▶ **HOW TO COMPLETE THIS TASK**
For the data that follows, report how many lines include the string "title", and write the number alone.
::::
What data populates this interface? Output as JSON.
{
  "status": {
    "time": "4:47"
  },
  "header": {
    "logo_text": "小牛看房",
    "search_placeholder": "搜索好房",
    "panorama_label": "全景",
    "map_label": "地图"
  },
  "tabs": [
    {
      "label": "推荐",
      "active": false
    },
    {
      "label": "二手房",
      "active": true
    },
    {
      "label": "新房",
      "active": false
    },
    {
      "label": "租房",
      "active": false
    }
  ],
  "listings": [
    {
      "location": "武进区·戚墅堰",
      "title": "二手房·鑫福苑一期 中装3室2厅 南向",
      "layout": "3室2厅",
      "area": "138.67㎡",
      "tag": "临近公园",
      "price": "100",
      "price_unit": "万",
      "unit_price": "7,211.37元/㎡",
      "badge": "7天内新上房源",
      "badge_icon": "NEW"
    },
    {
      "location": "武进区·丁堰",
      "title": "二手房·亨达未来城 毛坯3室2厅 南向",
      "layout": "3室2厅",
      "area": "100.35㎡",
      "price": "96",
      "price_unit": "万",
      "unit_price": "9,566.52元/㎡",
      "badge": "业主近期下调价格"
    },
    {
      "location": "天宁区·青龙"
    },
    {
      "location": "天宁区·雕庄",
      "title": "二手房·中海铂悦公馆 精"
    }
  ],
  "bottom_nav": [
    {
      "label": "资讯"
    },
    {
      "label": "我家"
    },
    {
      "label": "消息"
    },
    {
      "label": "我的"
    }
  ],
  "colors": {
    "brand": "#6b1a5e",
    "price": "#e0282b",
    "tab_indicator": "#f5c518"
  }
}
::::
▶ **FINISHED EXERCISE**
3